→ GOAL OF THE EXERCISE
Extract every line of the material that holds the string "lang".

→ EXERCISE INPUTS
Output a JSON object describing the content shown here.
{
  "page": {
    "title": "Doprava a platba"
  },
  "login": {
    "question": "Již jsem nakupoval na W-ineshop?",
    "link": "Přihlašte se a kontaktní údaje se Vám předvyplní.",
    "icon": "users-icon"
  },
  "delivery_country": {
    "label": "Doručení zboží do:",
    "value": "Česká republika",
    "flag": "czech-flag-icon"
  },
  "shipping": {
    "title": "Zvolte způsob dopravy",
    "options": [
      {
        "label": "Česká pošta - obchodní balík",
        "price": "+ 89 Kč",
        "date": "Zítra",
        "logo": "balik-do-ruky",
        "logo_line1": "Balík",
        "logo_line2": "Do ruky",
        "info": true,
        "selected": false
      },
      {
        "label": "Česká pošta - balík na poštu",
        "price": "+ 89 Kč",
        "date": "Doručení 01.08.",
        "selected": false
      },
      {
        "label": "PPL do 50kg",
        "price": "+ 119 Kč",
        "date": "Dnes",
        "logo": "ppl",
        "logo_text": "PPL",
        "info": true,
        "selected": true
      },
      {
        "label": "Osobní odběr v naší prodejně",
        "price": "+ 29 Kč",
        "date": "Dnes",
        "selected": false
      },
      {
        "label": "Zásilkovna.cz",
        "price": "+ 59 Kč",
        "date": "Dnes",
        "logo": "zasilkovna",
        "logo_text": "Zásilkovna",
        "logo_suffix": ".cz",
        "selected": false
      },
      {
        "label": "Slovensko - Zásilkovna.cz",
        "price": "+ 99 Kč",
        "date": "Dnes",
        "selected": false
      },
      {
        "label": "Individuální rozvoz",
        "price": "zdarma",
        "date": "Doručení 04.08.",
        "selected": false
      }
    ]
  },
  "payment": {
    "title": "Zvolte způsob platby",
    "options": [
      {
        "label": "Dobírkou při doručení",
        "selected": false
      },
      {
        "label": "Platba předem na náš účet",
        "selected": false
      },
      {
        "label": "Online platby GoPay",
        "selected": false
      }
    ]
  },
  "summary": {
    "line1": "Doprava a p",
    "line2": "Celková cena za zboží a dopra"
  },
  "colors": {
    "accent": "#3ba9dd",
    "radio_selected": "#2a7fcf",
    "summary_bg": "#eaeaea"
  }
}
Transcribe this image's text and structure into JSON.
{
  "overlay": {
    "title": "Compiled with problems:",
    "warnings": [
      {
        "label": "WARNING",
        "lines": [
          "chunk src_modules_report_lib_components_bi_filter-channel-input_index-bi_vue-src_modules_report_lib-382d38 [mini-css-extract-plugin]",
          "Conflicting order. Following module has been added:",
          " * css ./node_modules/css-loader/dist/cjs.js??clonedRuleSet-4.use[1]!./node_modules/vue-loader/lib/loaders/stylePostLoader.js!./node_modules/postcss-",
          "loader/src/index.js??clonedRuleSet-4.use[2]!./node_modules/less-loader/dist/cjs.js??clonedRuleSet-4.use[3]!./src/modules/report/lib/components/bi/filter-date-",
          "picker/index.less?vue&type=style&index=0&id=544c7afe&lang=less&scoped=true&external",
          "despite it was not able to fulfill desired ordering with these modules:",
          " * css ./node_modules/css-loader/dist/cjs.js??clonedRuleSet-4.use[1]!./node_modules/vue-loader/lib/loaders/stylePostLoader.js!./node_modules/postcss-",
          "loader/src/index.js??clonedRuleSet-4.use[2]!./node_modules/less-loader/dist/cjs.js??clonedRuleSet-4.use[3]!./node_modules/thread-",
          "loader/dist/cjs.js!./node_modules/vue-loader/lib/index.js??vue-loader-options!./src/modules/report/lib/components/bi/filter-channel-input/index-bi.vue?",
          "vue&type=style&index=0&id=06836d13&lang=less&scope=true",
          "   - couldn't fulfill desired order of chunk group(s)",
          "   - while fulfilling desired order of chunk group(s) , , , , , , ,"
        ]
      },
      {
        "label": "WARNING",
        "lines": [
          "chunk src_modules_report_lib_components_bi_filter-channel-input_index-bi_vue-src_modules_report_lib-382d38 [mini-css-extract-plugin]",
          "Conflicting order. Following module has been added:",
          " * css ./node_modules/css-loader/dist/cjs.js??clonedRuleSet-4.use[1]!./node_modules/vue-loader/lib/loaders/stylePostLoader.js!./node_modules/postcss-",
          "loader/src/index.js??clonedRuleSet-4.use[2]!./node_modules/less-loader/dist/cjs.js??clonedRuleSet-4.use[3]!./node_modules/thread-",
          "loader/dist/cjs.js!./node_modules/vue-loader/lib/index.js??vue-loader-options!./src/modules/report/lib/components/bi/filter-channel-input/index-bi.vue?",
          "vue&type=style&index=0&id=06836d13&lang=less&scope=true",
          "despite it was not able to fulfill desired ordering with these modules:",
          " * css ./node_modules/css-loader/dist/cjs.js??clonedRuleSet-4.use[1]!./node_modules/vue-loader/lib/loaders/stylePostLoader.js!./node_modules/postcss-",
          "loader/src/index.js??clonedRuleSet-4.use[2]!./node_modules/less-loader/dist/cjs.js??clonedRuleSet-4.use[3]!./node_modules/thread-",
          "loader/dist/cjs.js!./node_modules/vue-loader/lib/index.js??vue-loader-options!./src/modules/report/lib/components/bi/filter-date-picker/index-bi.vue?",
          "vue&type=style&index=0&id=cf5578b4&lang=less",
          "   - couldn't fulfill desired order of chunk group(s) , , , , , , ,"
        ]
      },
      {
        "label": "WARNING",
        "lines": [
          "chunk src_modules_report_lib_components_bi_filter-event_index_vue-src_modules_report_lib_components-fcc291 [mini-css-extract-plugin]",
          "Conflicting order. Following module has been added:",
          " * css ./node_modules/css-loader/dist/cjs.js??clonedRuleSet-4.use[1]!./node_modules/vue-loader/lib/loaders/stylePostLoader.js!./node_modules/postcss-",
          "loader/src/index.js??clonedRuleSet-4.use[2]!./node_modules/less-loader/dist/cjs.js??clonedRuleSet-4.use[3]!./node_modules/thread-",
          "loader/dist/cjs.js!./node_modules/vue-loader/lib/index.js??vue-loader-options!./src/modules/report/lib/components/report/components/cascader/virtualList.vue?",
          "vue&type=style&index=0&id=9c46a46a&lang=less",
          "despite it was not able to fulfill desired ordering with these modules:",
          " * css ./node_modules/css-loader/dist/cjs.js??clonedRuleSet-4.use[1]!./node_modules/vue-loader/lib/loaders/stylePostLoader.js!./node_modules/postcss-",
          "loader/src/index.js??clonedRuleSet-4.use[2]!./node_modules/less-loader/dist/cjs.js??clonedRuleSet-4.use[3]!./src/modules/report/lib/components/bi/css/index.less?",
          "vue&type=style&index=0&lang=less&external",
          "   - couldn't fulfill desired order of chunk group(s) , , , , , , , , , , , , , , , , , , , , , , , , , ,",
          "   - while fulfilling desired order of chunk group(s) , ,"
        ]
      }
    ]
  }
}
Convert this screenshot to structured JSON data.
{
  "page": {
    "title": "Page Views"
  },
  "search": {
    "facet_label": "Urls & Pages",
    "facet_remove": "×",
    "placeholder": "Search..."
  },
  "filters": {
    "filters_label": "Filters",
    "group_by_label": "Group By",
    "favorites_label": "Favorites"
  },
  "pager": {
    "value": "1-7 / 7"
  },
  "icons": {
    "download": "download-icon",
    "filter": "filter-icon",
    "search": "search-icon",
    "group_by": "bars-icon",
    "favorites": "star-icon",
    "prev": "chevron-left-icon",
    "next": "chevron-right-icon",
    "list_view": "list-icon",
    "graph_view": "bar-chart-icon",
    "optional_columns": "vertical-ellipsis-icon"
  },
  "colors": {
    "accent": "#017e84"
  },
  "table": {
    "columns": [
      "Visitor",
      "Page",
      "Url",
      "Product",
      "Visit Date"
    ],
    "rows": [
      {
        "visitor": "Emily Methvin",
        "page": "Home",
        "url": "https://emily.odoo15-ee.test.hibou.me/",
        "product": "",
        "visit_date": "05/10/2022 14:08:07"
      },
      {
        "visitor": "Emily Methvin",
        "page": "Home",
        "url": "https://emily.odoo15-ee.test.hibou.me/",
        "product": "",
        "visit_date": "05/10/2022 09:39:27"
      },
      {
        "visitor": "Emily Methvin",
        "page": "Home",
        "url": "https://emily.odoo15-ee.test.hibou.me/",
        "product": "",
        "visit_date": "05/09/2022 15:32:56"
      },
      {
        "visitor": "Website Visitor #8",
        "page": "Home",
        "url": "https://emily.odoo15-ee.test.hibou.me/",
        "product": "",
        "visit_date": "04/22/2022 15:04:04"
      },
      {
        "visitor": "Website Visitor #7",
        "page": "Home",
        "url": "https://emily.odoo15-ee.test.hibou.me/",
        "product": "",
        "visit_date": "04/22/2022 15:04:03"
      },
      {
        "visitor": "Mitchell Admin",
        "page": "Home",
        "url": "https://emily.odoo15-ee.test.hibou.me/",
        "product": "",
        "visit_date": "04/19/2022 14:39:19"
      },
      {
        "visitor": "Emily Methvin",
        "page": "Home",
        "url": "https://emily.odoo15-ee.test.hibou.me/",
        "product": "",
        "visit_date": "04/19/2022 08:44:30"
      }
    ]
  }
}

→ RESPONSE BOX
          "picker/index.less?vue&type=style&index=0&id=544c7afe&lang=less&scoped=true&external",
          "vue&type=style&index=0&id=06836d13&lang=less&scope=true",
          "vue&type=style&index=0&id=06836d13&lang=less&scope=true",
          "vue&type=style&index=0&id=cf5578b4&lang=less",
          "vue&type=style&index=0&id=9c46a46a&lang=less",
          "vue&type=style&index=0&lang=less&external",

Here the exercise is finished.